AIM OF THE TASK » Look through the data that follows and copy each line with the string "Dvorak".

DATA TO EXAMINE »
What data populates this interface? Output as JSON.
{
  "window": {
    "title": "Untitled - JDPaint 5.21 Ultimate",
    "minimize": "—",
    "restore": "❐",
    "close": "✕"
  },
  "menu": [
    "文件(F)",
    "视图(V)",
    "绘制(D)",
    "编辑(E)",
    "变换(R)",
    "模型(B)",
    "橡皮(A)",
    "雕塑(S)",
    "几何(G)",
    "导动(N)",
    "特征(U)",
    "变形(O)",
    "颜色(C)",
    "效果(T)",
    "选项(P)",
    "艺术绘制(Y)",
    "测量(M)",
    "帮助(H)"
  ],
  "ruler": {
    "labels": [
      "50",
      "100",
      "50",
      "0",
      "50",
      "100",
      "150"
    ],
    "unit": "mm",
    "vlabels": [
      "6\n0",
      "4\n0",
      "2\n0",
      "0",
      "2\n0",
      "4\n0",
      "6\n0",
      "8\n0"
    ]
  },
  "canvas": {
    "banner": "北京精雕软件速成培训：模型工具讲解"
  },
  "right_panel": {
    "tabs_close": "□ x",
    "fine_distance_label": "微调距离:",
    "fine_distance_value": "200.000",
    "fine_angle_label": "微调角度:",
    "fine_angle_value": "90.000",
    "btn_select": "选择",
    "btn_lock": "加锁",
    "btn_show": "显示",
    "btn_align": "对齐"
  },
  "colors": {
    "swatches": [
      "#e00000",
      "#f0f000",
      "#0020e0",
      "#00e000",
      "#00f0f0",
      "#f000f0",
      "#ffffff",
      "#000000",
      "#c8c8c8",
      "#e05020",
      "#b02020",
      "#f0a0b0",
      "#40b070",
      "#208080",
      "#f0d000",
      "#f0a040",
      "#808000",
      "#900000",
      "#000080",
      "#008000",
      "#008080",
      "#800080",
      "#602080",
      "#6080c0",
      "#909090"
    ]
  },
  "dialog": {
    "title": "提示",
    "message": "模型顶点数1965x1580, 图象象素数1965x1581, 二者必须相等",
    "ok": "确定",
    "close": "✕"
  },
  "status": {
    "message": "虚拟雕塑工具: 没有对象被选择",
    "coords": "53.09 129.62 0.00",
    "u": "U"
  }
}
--
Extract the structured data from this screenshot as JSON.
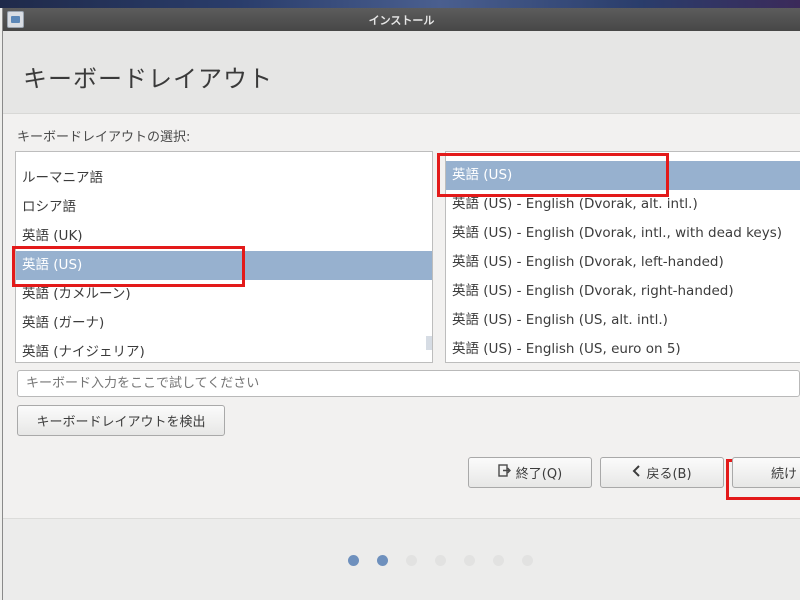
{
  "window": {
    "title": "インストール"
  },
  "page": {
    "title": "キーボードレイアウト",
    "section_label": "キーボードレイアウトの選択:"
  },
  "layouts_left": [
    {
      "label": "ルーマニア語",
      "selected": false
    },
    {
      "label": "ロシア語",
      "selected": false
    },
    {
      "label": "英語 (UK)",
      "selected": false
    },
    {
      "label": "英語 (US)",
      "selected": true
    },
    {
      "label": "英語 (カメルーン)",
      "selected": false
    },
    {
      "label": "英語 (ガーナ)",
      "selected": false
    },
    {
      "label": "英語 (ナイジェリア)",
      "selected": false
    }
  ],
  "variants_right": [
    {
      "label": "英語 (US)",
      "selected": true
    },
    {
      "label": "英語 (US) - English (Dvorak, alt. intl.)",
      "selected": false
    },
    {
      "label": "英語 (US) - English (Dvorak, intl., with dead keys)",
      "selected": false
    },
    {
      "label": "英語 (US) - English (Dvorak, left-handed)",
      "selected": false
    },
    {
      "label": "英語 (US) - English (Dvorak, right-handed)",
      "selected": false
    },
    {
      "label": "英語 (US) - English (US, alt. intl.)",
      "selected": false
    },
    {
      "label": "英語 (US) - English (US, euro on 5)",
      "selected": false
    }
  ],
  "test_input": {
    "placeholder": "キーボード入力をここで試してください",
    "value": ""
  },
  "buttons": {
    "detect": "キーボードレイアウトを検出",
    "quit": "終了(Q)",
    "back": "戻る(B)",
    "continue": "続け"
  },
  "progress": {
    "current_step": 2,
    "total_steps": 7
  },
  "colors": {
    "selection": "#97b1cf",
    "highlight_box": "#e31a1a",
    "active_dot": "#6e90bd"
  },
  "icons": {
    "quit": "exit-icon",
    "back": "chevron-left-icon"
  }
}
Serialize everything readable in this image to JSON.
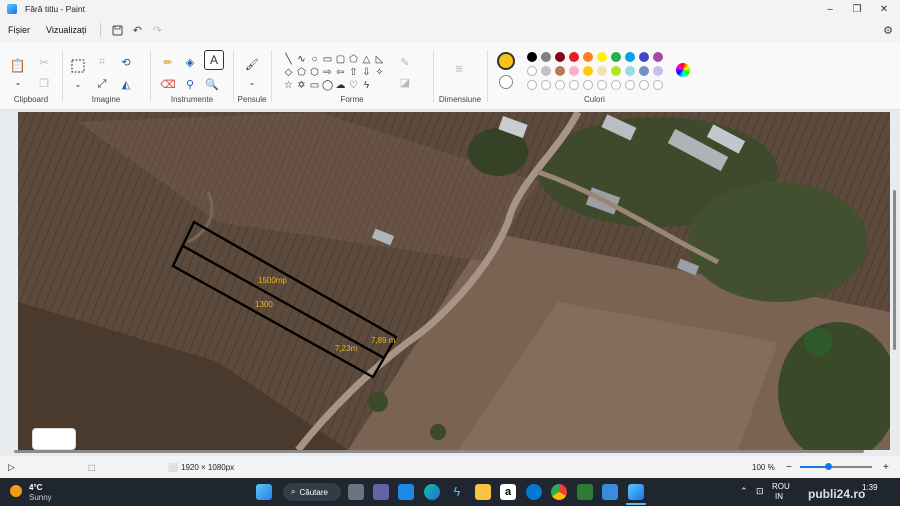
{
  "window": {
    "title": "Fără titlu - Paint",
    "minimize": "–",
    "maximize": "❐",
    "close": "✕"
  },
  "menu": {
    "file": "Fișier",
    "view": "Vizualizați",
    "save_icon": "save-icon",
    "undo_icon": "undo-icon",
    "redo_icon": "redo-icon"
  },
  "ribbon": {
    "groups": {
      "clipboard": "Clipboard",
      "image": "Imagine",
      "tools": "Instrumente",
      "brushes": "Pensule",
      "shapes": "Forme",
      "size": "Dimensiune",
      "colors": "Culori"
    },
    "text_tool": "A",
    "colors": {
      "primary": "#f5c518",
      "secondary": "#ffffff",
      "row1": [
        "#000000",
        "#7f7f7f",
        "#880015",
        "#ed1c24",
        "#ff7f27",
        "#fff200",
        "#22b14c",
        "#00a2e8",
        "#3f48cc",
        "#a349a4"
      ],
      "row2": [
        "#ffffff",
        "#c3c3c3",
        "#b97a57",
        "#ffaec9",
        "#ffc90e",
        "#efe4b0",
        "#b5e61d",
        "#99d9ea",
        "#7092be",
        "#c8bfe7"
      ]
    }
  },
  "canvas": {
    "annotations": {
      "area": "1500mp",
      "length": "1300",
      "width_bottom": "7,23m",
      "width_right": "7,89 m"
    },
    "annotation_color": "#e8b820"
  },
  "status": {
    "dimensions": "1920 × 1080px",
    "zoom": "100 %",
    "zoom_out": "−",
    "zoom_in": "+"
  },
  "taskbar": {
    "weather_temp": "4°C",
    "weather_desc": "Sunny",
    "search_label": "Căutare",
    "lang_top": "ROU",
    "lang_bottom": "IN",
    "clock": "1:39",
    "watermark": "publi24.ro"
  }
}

EXERCISE RESPONSE »
      "label": "英語 (US) - English (Dvorak, alt. intl.)",
      "label": "英語 (US) - English (Dvorak, intl., with dead keys)",
      "label": "英語 (US) - English (Dvorak, left-handed)",
      "label": "英語 (US) - English (Dvorak, right-handed)",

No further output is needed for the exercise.